* _DESCRIPTION OF THE TASK_:
The records must be retyped exactly, with no pictures included.

######

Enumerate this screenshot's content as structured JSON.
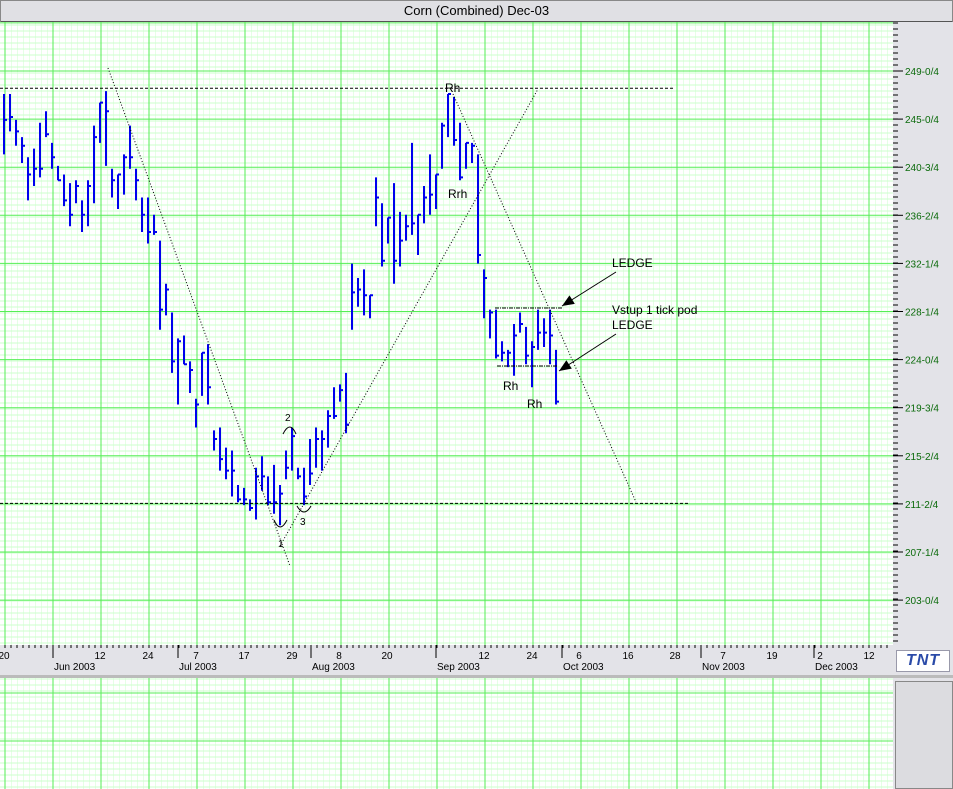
{
  "window": {
    "title": "Corn (Combined) Dec-03"
  },
  "logo": {
    "text": "TNT"
  },
  "colors": {
    "bar": "#0000ee",
    "grid_major": "#55ee55",
    "grid_minor": "#ccffcc",
    "axis_label": "#0a6a0a"
  },
  "chart_data": {
    "type": "ohlc",
    "title": "Corn (Combined) Dec-03",
    "fields": [
      "high",
      "low",
      "close"
    ],
    "bars": [
      [
        247.0,
        241.75,
        244.75
      ],
      [
        247.0,
        243.75,
        245.0
      ],
      [
        244.75,
        242.5,
        243.75
      ],
      [
        243.25,
        241.0,
        242.5
      ],
      [
        241.5,
        237.75,
        240.0
      ],
      [
        242.25,
        239.0,
        240.5
      ],
      [
        244.5,
        239.75,
        240.5
      ],
      [
        245.5,
        243.25,
        243.5
      ],
      [
        242.75,
        240.5,
        241.5
      ],
      [
        240.75,
        239.5,
        239.5
      ],
      [
        240.0,
        237.25,
        237.75
      ],
      [
        239.25,
        235.5,
        236.5
      ],
      [
        239.5,
        237.5,
        239.0
      ],
      [
        237.75,
        235.0,
        236.5
      ],
      [
        239.5,
        235.5,
        239.0
      ],
      [
        244.25,
        237.5,
        243.25
      ],
      [
        246.25,
        242.75,
        246.25
      ],
      [
        247.25,
        240.75,
        245.5
      ],
      [
        240.5,
        238.0,
        239.5
      ],
      [
        240.0,
        237.0,
        240.0
      ],
      [
        241.75,
        238.25,
        241.5
      ],
      [
        244.25,
        240.5,
        241.5
      ],
      [
        240.5,
        237.75,
        239.5
      ],
      [
        238.0,
        235.0,
        236.5
      ],
      [
        238.0,
        234.0,
        235.0
      ],
      [
        236.5,
        234.75,
        235.0
      ],
      [
        234.25,
        226.5,
        228.25
      ],
      [
        230.5,
        227.75,
        230.0
      ],
      [
        228.0,
        222.75,
        223.75
      ],
      [
        225.75,
        220.0,
        225.5
      ],
      [
        226.0,
        223.5,
        223.5
      ],
      [
        223.75,
        221.0,
        223.0
      ],
      [
        220.5,
        218.0,
        220.0
      ],
      [
        224.5,
        220.75,
        224.5
      ],
      [
        225.25,
        220.0,
        221.5
      ],
      [
        217.75,
        216.0,
        217.0
      ],
      [
        218.0,
        214.25,
        215.25
      ],
      [
        216.25,
        213.5,
        214.25
      ],
      [
        216.0,
        212.0,
        214.25
      ],
      [
        213.0,
        211.5,
        211.75
      ],
      [
        212.75,
        211.25,
        211.75
      ],
      [
        211.75,
        210.75,
        211.0
      ],
      [
        214.5,
        210.0,
        213.75
      ],
      [
        215.5,
        212.5,
        213.75
      ],
      [
        213.75,
        211.25,
        211.5
      ],
      [
        214.75,
        210.5,
        211.5
      ],
      [
        213.0,
        209.5,
        212.25
      ],
      [
        216.0,
        213.5,
        214.5
      ],
      [
        218.0,
        214.25,
        217.25
      ],
      [
        214.5,
        213.5,
        213.75
      ],
      [
        214.5,
        211.25,
        212.0
      ],
      [
        217.0,
        213.0,
        214.0
      ],
      [
        218.0,
        214.5,
        217.0
      ],
      [
        217.75,
        214.25,
        217.0
      ],
      [
        219.5,
        216.25,
        219.0
      ],
      [
        221.5,
        218.75,
        219.0
      ],
      [
        221.75,
        220.25,
        221.25
      ],
      [
        222.75,
        217.5,
        218.25
      ],
      [
        232.25,
        226.5,
        229.75
      ],
      [
        231.0,
        228.5,
        230.0
      ],
      [
        231.75,
        227.75,
        229.5
      ],
      [
        229.5,
        227.5,
        229.5
      ],
      [
        239.75,
        235.5,
        238.0
      ],
      [
        237.5,
        232.0,
        232.5
      ],
      [
        236.25,
        234.0,
        236.25
      ],
      [
        239.25,
        230.5,
        232.5
      ],
      [
        236.75,
        232.0,
        234.25
      ],
      [
        236.5,
        234.25,
        235.5
      ],
      [
        242.75,
        234.75,
        235.75
      ],
      [
        236.5,
        233.0,
        236.5
      ],
      [
        239.0,
        235.75,
        238.0
      ],
      [
        241.75,
        236.5,
        238.25
      ],
      [
        240.0,
        237.0,
        240.0
      ],
      [
        244.5,
        240.5,
        244.25
      ],
      [
        247.0,
        243.25,
        247.0
      ],
      [
        246.75,
        242.5,
        243.0
      ],
      [
        244.5,
        239.5,
        239.75
      ],
      [
        242.75,
        240.5,
        242.75
      ],
      [
        242.75,
        241.0,
        242.5
      ],
      [
        241.75,
        232.25,
        233.0
      ],
      [
        231.75,
        227.5,
        231.0
      ],
      [
        228.25,
        225.75,
        228.0
      ],
      [
        228.25,
        224.0,
        224.25
      ],
      [
        225.5,
        223.75,
        224.5
      ],
      [
        224.75,
        223.25,
        224.5
      ],
      [
        227.0,
        222.5,
        226.0
      ],
      [
        228.0,
        226.25,
        227.0
      ],
      [
        226.75,
        223.5,
        224.25
      ],
      [
        225.5,
        221.5,
        225.0
      ],
      [
        228.25,
        224.75,
        226.25
      ],
      [
        227.5,
        225.0,
        226.25
      ],
      [
        228.25,
        223.5,
        226.0
      ],
      [
        224.75,
        220.0,
        220.25
      ]
    ],
    "y_range": [
      199.1,
      253.25
    ],
    "y_ticks": [
      "249-0/4",
      "245-0/4",
      "240-3/4",
      "236-2/4",
      "232-1/4",
      "228-1/4",
      "224-0/4",
      "219-3/4",
      "215-2/4",
      "211-2/4",
      "207-1/4",
      "203-0/4"
    ],
    "x_day_ticks": [
      "20",
      "12",
      "24",
      "7",
      "17",
      "29",
      "8",
      "20",
      "12",
      "24",
      "6",
      "16",
      "28",
      "7",
      "19",
      "2",
      "12"
    ],
    "x_month_labels": [
      "Jun 2003",
      "Jul 2003",
      "Aug 2003",
      "Sep 2003",
      "Oct 2003",
      "Nov 2003",
      "Dec 2003"
    ],
    "horizontal_lines": [
      247.5,
      211.4
    ],
    "annotations": {
      "rh_top": "Rh",
      "rrh": "Rrh",
      "rh_low1": "Rh",
      "rh_low2": "Rh",
      "ledge1": "LEDGE",
      "vstup": "Vstup 1 tick pod",
      "ledge2": "LEDGE",
      "pt1": "1",
      "pt2": "2",
      "pt3": "3"
    },
    "grid": true
  }
}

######

* _COMPLETED TASK_:
Enumerate this screenshot's content as structured JSON.
{
  "window": {
    "title": "Corn (Combined) Dec-03"
  },
  "logo": {
    "text": "TNT"
  },
  "colors": {
    "bar": "#0000ee",
    "grid_major": "#55ee55",
    "grid_minor": "#ccffcc",
    "axis_label": "#0a6a0a"
  },
  "chart_data": {
    "type": "ohlc",
    "title": "Corn (Combined) Dec-03",
    "fields": [
      "high",
      "low",
      "close"
    ],
    "bars": [
      [
        247.0,
        241.75,
        244.75
      ],
      [
        247.0,
        243.75,
        245.0
      ],
      [
        244.75,
        242.5,
        243.75
      ],
      [
        243.25,
        241.0,
        242.5
      ],
      [
        241.5,
        237.75,
        240.0
      ],
      [
        242.25,
        239.0,
        240.5
      ],
      [
        244.5,
        239.75,
        240.5
      ],
      [
        245.5,
        243.25,
        243.5
      ],
      [
        242.75,
        240.5,
        241.5
      ],
      [
        240.75,
        239.5,
        239.5
      ],
      [
        240.0,
        237.25,
        237.75
      ],
      [
        239.25,
        235.5,
        236.5
      ],
      [
        239.5,
        237.5,
        239.0
      ],
      [
        237.75,
        235.0,
        236.5
      ],
      [
        239.5,
        235.5,
        239.0
      ],
      [
        244.25,
        237.5,
        243.25
      ],
      [
        246.25,
        242.75,
        246.25
      ],
      [
        247.25,
        240.75,
        245.5
      ],
      [
        240.5,
        238.0,
        239.5
      ],
      [
        240.0,
        237.0,
        240.0
      ],
      [
        241.75,
        238.25,
        241.5
      ],
      [
        244.25,
        240.5,
        241.5
      ],
      [
        240.5,
        237.75,
        239.5
      ],
      [
        238.0,
        235.0,
        236.5
      ],
      [
        238.0,
        234.0,
        235.0
      ],
      [
        236.5,
        234.75,
        235.0
      ],
      [
        234.25,
        226.5,
        228.25
      ],
      [
        230.5,
        227.75,
        230.0
      ],
      [
        228.0,
        222.75,
        223.75
      ],
      [
        225.75,
        220.0,
        225.5
      ],
      [
        226.0,
        223.5,
        223.5
      ],
      [
        223.75,
        221.0,
        223.0
      ],
      [
        220.5,
        218.0,
        220.0
      ],
      [
        224.5,
        220.75,
        224.5
      ],
      [
        225.25,
        220.0,
        221.5
      ],
      [
        217.75,
        216.0,
        217.0
      ],
      [
        218.0,
        214.25,
        215.25
      ],
      [
        216.25,
        213.5,
        214.25
      ],
      [
        216.0,
        212.0,
        214.25
      ],
      [
        213.0,
        211.5,
        211.75
      ],
      [
        212.75,
        211.25,
        211.75
      ],
      [
        211.75,
        210.75,
        211.0
      ],
      [
        214.5,
        210.0,
        213.75
      ],
      [
        215.5,
        212.5,
        213.75
      ],
      [
        213.75,
        211.25,
        211.5
      ],
      [
        214.75,
        210.5,
        211.5
      ],
      [
        213.0,
        209.5,
        212.25
      ],
      [
        216.0,
        213.5,
        214.5
      ],
      [
        218.0,
        214.25,
        217.25
      ],
      [
        214.5,
        213.5,
        213.75
      ],
      [
        214.5,
        211.25,
        212.0
      ],
      [
        217.0,
        213.0,
        214.0
      ],
      [
        218.0,
        214.5,
        217.0
      ],
      [
        217.75,
        214.25,
        217.0
      ],
      [
        219.5,
        216.25,
        219.0
      ],
      [
        221.5,
        218.75,
        219.0
      ],
      [
        221.75,
        220.25,
        221.25
      ],
      [
        222.75,
        217.5,
        218.25
      ],
      [
        232.25,
        226.5,
        229.75
      ],
      [
        231.0,
        228.5,
        230.0
      ],
      [
        231.75,
        227.75,
        229.5
      ],
      [
        229.5,
        227.5,
        229.5
      ],
      [
        239.75,
        235.5,
        238.0
      ],
      [
        237.5,
        232.0,
        232.5
      ],
      [
        236.25,
        234.0,
        236.25
      ],
      [
        239.25,
        230.5,
        232.5
      ],
      [
        236.75,
        232.0,
        234.25
      ],
      [
        236.5,
        234.25,
        235.5
      ],
      [
        242.75,
        234.75,
        235.75
      ],
      [
        236.5,
        233.0,
        236.5
      ],
      [
        239.0,
        235.75,
        238.0
      ],
      [
        241.75,
        236.5,
        238.25
      ],
      [
        240.0,
        237.0,
        240.0
      ],
      [
        244.5,
        240.5,
        244.25
      ],
      [
        247.0,
        243.25,
        247.0
      ],
      [
        246.75,
        242.5,
        243.0
      ],
      [
        244.5,
        239.5,
        239.75
      ],
      [
        242.75,
        240.5,
        242.75
      ],
      [
        242.75,
        241.0,
        242.5
      ],
      [
        241.75,
        232.25,
        233.0
      ],
      [
        231.75,
        227.5,
        231.0
      ],
      [
        228.25,
        225.75,
        228.0
      ],
      [
        228.25,
        224.0,
        224.25
      ],
      [
        225.5,
        223.75,
        224.5
      ],
      [
        224.75,
        223.25,
        224.5
      ],
      [
        227.0,
        222.5,
        226.0
      ],
      [
        228.0,
        226.25,
        227.0
      ],
      [
        226.75,
        223.5,
        224.25
      ],
      [
        225.5,
        221.5,
        225.0
      ],
      [
        228.25,
        224.75,
        226.25
      ],
      [
        227.5,
        225.0,
        226.25
      ],
      [
        228.25,
        223.5,
        226.0
      ],
      [
        224.75,
        220.0,
        220.25
      ]
    ],
    "y_range": [
      199.1,
      253.25
    ],
    "y_ticks": [
      "249-0/4",
      "245-0/4",
      "240-3/4",
      "236-2/4",
      "232-1/4",
      "228-1/4",
      "224-0/4",
      "219-3/4",
      "215-2/4",
      "211-2/4",
      "207-1/4",
      "203-0/4"
    ],
    "x_day_ticks": [
      "20",
      "12",
      "24",
      "7",
      "17",
      "29",
      "8",
      "20",
      "12",
      "24",
      "6",
      "16",
      "28",
      "7",
      "19",
      "2",
      "12"
    ],
    "x_month_labels": [
      "Jun 2003",
      "Jul 2003",
      "Aug 2003",
      "Sep 2003",
      "Oct 2003",
      "Nov 2003",
      "Dec 2003"
    ],
    "horizontal_lines": [
      247.5,
      211.4
    ],
    "annotations": {
      "rh_top": "Rh",
      "rrh": "Rrh",
      "rh_low1": "Rh",
      "rh_low2": "Rh",
      "ledge1": "LEDGE",
      "vstup": "Vstup 1 tick pod",
      "ledge2": "LEDGE",
      "pt1": "1",
      "pt2": "2",
      "pt3": "3"
    },
    "grid": true
  }
}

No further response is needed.